WHAT’S HAPPENING IN JAPAN?
My Nihongo Space: Japanese Sanctuary
Tina Dawson, Japanese Teacher, North Albany Senior High School, Albany, Western Australia
In our second article of the ‘My Nihongo Space’ series, Tina Dawson sensei introduces her Japanese sanctuary. Her space is colourful, attractive, welcoming, and guarantees space for students’ peaceful learning time.
Welcome to my classroom. Although our school’s Japanese language program is quite small, I now have a classroom to myself that opens out into the school’s Japanese garden. I have tried to make my classroom attractive and welcoming for students and a place where they want to be. I wanted it to reflect the Japanese culture with as much authentic material as possible, as well as be supporting learning environment.
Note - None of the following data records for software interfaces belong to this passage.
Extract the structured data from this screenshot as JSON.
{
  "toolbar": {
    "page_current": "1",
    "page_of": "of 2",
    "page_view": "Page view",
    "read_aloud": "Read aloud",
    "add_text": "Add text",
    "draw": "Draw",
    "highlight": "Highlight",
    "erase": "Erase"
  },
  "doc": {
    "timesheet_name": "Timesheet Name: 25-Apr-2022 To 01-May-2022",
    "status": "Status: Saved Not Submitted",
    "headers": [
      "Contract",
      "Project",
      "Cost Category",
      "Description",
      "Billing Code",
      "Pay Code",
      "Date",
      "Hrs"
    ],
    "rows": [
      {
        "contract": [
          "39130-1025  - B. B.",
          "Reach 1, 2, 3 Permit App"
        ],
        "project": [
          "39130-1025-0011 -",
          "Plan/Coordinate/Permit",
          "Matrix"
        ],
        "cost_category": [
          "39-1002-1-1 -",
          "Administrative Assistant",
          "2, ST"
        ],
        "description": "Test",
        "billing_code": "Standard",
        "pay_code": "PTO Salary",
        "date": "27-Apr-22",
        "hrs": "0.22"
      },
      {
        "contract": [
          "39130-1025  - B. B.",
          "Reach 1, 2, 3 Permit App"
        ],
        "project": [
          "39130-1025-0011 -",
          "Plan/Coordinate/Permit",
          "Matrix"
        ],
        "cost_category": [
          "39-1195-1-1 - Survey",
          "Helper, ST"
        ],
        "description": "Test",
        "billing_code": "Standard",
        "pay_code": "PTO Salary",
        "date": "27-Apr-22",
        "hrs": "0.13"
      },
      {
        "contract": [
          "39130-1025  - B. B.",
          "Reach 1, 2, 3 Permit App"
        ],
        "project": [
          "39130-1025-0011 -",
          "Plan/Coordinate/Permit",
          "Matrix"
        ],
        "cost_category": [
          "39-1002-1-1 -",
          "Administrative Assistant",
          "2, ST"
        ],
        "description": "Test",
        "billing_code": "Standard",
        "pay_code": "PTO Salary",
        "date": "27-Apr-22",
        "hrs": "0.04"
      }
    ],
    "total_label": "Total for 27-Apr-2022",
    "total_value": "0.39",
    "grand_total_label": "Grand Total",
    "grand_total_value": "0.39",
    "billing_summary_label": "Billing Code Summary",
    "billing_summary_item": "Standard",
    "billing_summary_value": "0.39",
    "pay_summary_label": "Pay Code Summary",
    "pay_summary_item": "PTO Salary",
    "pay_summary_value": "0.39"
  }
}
The result is a colourful explosion that is reflective of the seasons alongside word/grammar walls that support the current topics being covered in the class.
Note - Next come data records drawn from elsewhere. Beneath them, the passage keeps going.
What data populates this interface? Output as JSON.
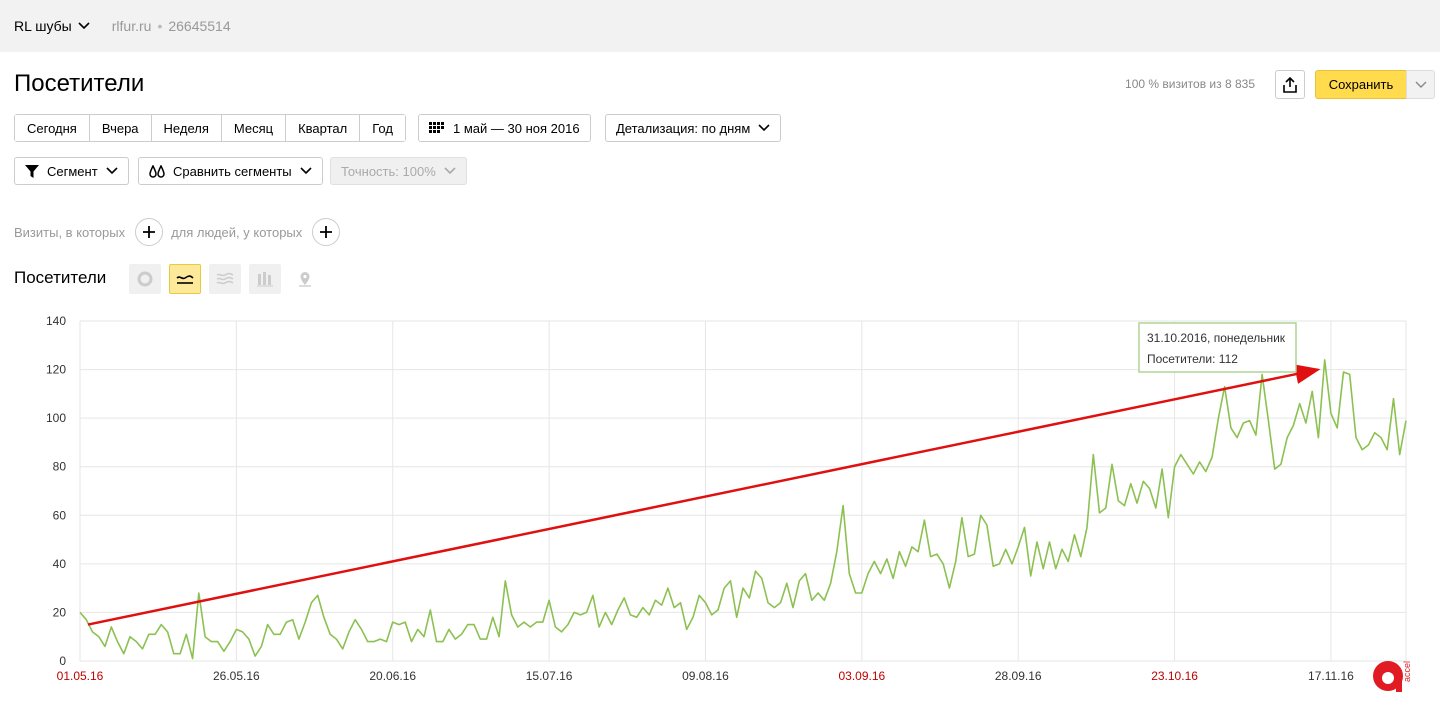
{
  "topbar": {
    "counter_name": "RL шубы",
    "site": "rlfur.ru",
    "separator": "•",
    "counter_id": "26645514"
  },
  "header": {
    "title": "Посетители",
    "visits_info": "100 % визитов из 8 835",
    "save_label": "Сохранить"
  },
  "periods": [
    "Сегодня",
    "Вчера",
    "Неделя",
    "Месяц",
    "Квартал",
    "Год"
  ],
  "date_range": "1 май — 30 ноя 2016",
  "detail": "Детализация: по дням",
  "segment": {
    "label": "Сегмент",
    "compare": "Сравнить сегменты",
    "accuracy": "Точность: 100%"
  },
  "filters": {
    "visits_label": "Визиты, в которых",
    "people_label": "для людей, у которых"
  },
  "chart_section": {
    "title": "Посетители"
  },
  "colors": {
    "series": "#8cc152",
    "arrow": "#e01010",
    "save": "#ffdb4d",
    "weekend_tick": "#c00000"
  },
  "chart_data": {
    "type": "line",
    "title": "",
    "x_start": "2016-05-01",
    "x_end": "2016-11-30",
    "ylim": [
      0,
      140
    ],
    "yticks": [
      0,
      20,
      40,
      60,
      80,
      100,
      120,
      140
    ],
    "xtick_labels": [
      "01.05.16",
      "26.05.16",
      "20.06.16",
      "15.07.16",
      "09.08.16",
      "03.09.16",
      "28.09.16",
      "23.10.16",
      "17.11.16"
    ],
    "xtick_red": [
      true,
      false,
      false,
      false,
      false,
      true,
      false,
      true,
      false
    ],
    "series": [
      {
        "values": [
          20,
          17,
          12,
          10,
          6,
          14,
          8,
          3,
          10,
          8,
          5,
          11,
          11,
          15,
          12,
          3,
          3,
          11,
          1,
          28,
          10,
          8,
          8,
          4,
          8,
          13,
          12,
          9,
          2,
          6,
          15,
          11,
          11,
          16,
          17,
          9,
          16,
          24,
          27,
          18,
          11,
          9,
          5,
          12,
          17,
          13,
          8,
          8,
          9,
          8,
          16,
          15,
          16,
          8,
          13,
          10,
          21,
          8,
          8,
          13,
          9,
          11,
          15,
          15,
          9,
          9,
          18,
          10,
          33,
          19,
          14,
          16,
          14,
          16,
          16,
          25,
          14,
          12,
          15,
          20,
          19,
          20,
          27,
          14,
          20,
          15,
          21,
          26,
          19,
          18,
          22,
          19,
          25,
          23,
          30,
          22,
          24,
          13,
          18,
          27,
          24,
          19,
          21,
          30,
          33,
          18,
          30,
          26,
          37,
          34,
          24,
          22,
          24,
          32,
          22,
          33,
          36,
          25,
          28,
          25,
          32,
          45,
          64,
          36,
          28,
          28,
          36,
          41,
          36,
          42,
          34,
          45,
          39,
          47,
          45,
          58,
          43,
          44,
          40,
          30,
          41,
          59,
          43,
          44,
          60,
          56,
          39,
          40,
          46,
          40,
          47,
          55,
          35,
          49,
          38,
          49,
          38,
          46,
          41,
          52,
          43,
          55,
          85,
          61,
          63,
          81,
          66,
          64,
          73,
          65,
          74,
          71,
          63,
          79,
          59,
          80,
          85,
          81,
          77,
          82,
          78,
          84,
          100,
          113,
          96,
          92,
          98,
          99,
          93,
          118,
          99,
          79,
          81,
          92,
          97,
          106,
          98,
          111,
          92,
          124,
          102,
          96,
          119,
          118,
          92,
          87,
          89,
          94,
          92,
          87,
          108,
          85,
          99
        ]
      }
    ],
    "tooltip": {
      "date": "31.10.2016, понедельник",
      "label": "Посетители: 112"
    },
    "trend_arrow": {
      "from_value": 15,
      "to_value": 120
    }
  }
}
The displays are changed throughout the year to reflect seasons, festivals and learning taking place. This promotes a great deal of “Japan” talk from students in both my Japanese and English classes. I have found that relevant learning material gives students some autonomy over their work, freeing me to help other students as required. The “tatami corner” is a calming place where students can work or read many of the Japanese children’s books that are in the area. Some of my special needs students enjoy working in the peacefulness of the area. The photo wall adds to discussions regarding our Japan tours and shows students that Japan is about more than big cities and technology. Students demonstrated increased respect for the space, keeping it cleaner than when it is not decorated and taking care of the material when engaging with it. Some students enjoy the space during their breaks. For me, my class is my Japanese sanctuary and a wonderful place to go to work.
Tip! The Japan National Tourism Organization (JNTO) has a range of beautiful posters promoting tourism to Japan. Please contact JNTO email@example.com.
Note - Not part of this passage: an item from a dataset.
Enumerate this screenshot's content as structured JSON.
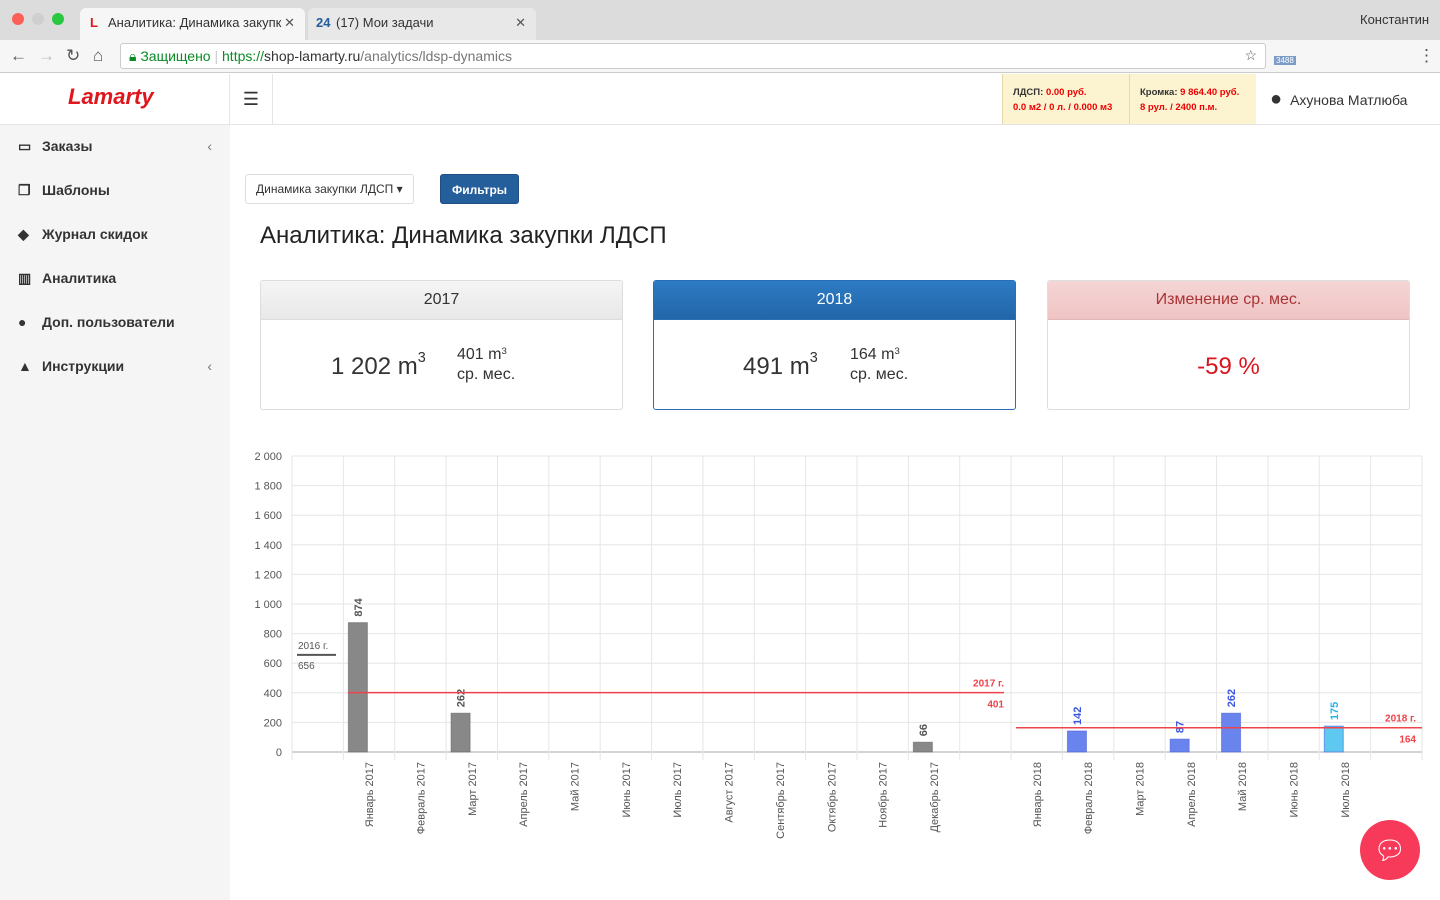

Call for contributions!
How do you use your ‘Nihongo Space’? Please briefly share your story and a photo to firstname.lastname@example.org.
Photo: whale | Haline Ly